Jaisalmer Tourist...I mean, Desert Festival
Trip Start Aug 25, 2003
38Trip End Jul 23, 2004
Map your own trip!
Show trip route
So at 9 am, we grabbed our bags and headed back to the train station to catch the almost totally empty day train to Jodhpur. We met a couple also headed to Jaisalmer by way of Jodhpur, and spent a lot of time with them over the next five days. Justine is English and Javier is Spanish, and they meet a lot of Spanish-speakers while travelling, so they have this incredible ability to switch between the two languages, although they were very polite and always translated for us so we wouldn't feel left out. The rest of the trip from Jodhpur to Jaisalmer was fairly uneventful, except that there were only two berths left in the heated three-tier sleepers; as we had sleepsacks and warmer clothes (and we really liked our English friends), we took second class (meaning unheated) sleeper and let them have the heated car. Although daytime winter temperatures in the Great Thar desert are around 80-85 degrees, sunset marks the onset of temperatures that often drop below freezing. In addition, the windows in second class are frequently broken, which means that any time the train is at top speed, you have the effect of being blasted by all the wind-borne sand. It was like the world's most painful facial. Phil got up in the morning, sneezed, and blew out a big cloud of sand. It was kind of like in a cartoon, except we may end up with miner's lung because of that adventure. If I sound bitter...I am. I may ask them for a kidney later in life. Or maybe a lung. (Only kidding, guys. Really.)

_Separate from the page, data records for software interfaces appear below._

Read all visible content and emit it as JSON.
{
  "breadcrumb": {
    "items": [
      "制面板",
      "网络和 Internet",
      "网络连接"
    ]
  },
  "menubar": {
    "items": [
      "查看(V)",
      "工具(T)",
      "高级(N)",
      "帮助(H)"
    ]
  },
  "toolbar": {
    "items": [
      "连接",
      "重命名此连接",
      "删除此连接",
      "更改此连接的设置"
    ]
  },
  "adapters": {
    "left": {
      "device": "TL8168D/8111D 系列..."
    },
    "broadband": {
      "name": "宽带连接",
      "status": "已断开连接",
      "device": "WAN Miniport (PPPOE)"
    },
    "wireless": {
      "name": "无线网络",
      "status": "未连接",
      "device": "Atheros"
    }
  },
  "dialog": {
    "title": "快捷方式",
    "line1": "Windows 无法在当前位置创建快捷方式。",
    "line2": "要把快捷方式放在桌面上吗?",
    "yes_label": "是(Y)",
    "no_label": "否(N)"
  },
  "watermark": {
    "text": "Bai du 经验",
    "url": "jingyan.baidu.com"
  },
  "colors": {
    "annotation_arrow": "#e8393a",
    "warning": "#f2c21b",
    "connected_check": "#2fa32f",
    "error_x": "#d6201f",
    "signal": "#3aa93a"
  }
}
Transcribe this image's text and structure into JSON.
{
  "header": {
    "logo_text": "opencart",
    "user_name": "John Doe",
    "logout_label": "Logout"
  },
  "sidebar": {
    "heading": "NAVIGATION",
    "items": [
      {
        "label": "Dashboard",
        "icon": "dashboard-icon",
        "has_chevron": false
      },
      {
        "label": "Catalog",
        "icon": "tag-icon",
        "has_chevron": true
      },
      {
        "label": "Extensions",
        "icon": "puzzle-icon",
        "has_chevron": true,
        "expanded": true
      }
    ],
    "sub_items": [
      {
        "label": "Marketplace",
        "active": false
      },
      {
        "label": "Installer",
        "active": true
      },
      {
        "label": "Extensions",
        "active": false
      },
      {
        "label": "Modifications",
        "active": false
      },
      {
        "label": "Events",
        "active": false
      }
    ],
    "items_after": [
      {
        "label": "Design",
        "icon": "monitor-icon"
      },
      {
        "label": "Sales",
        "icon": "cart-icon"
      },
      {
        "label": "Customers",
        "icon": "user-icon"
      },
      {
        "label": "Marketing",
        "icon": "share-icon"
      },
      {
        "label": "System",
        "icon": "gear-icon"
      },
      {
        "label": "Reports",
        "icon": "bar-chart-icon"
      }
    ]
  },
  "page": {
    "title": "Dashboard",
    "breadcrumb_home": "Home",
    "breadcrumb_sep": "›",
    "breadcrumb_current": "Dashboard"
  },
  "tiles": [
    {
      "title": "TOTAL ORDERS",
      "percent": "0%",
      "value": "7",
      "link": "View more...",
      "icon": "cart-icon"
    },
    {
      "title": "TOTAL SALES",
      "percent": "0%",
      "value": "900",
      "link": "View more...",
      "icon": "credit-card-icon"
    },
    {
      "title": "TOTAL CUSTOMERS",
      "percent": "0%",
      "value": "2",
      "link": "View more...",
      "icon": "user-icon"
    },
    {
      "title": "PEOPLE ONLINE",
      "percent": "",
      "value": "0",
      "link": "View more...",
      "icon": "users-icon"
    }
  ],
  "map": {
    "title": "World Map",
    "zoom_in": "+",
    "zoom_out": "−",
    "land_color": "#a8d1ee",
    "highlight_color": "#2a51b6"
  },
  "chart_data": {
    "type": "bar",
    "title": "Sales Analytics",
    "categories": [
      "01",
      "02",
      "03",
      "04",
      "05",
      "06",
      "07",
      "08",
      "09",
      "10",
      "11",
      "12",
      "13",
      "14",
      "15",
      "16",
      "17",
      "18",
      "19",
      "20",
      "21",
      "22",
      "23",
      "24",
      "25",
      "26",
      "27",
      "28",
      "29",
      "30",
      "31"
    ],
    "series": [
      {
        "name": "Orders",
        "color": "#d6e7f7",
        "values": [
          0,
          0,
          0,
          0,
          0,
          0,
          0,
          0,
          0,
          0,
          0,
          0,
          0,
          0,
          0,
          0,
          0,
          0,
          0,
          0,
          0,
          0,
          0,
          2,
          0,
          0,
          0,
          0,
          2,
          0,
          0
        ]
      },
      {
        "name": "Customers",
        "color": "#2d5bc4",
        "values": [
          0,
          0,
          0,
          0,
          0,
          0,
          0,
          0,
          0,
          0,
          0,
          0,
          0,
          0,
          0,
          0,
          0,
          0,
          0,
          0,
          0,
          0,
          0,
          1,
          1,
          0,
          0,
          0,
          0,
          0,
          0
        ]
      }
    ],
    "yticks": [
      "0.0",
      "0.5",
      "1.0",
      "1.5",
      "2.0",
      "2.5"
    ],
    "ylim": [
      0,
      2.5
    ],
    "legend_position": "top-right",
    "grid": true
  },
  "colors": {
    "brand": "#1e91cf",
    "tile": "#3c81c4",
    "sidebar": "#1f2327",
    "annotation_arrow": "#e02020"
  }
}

We had an hour stop in Jodhpur; not long enough (or light enough) to see the famous fort or blue-painted city walls, but we did have dinner
The train to Jaisalmer (don't worry, I'm not going to complain about the cold again) was, amazingly, on time for it's arrival at 5 am. We got a jeep taxi to our hotel, and settled in. The Jaisalmer fort is pretty cool; the stones are stacked without using any mortar, and the base is made up of a sloping hill of what looks like loose stone, so the whole thing looks like it's going to crash onto the lower part of town at any moment, but since our hotel wasn't on the leaning side, I slept pretty well at night.
Jaisalmer relies heavily on tourism; the inside of the fort and the streets surrounding it are full of shops selling appliqued bedspreads and camel leather shoes, and the restaurant menus, which feature muesli and pancakes, are all in English. The Desert Festival is not a local affair, like the Pushkar Camel Mele in November where people get together to buy and sell camels and related items. It is just a tourist-oriented thing, three days of turban tying competitions and camel polo and henna painting. We only stayed for the first day in order to watch the more interesting Mr Desert (for all around desert burliness and style) and Mr Moustache competitions. Even though the Desert Festival is put on to draw tourists, the Indian guys who enter these two competitions take it really seriously. The original Mr Desert, who was the Marlboro Man for an Indian brand cigarette in the 80's and is now one of the judges, seems to get quite a bit of respect from the Mr Desert hopefuls and the Jaisalmerites. He also runs the Mr Desert tour agency; awe alone doesn't pay the bills, apparently.
We had two experiences in Jaisalmer which illustrate the joy and pain of travelling in India. We bought a CD of traditional Rajasthani music from this really cool guy along the main market road
The bus was filled at least halfway with Mr Desert contestants who hadn't made it past the first round. It was kind of sad to see them file on with their gold and silver ceremonial swords wrapped in flower-printed bedsheets. Even their gloriously bushy moustaches, the cardinal sign of a real Man of the Desert, seemed droopy. I guess there can only be one true Mr Desert...
-Maru Palace Hotel: 250-300 Rs/double, but no hot shower unless the hotel is partly full (seems like a rare occurrence)
-Street food: the chickpea and potato mix is really good, so is the vegetarian sloppy joe thing they cook right outside of the main fort gate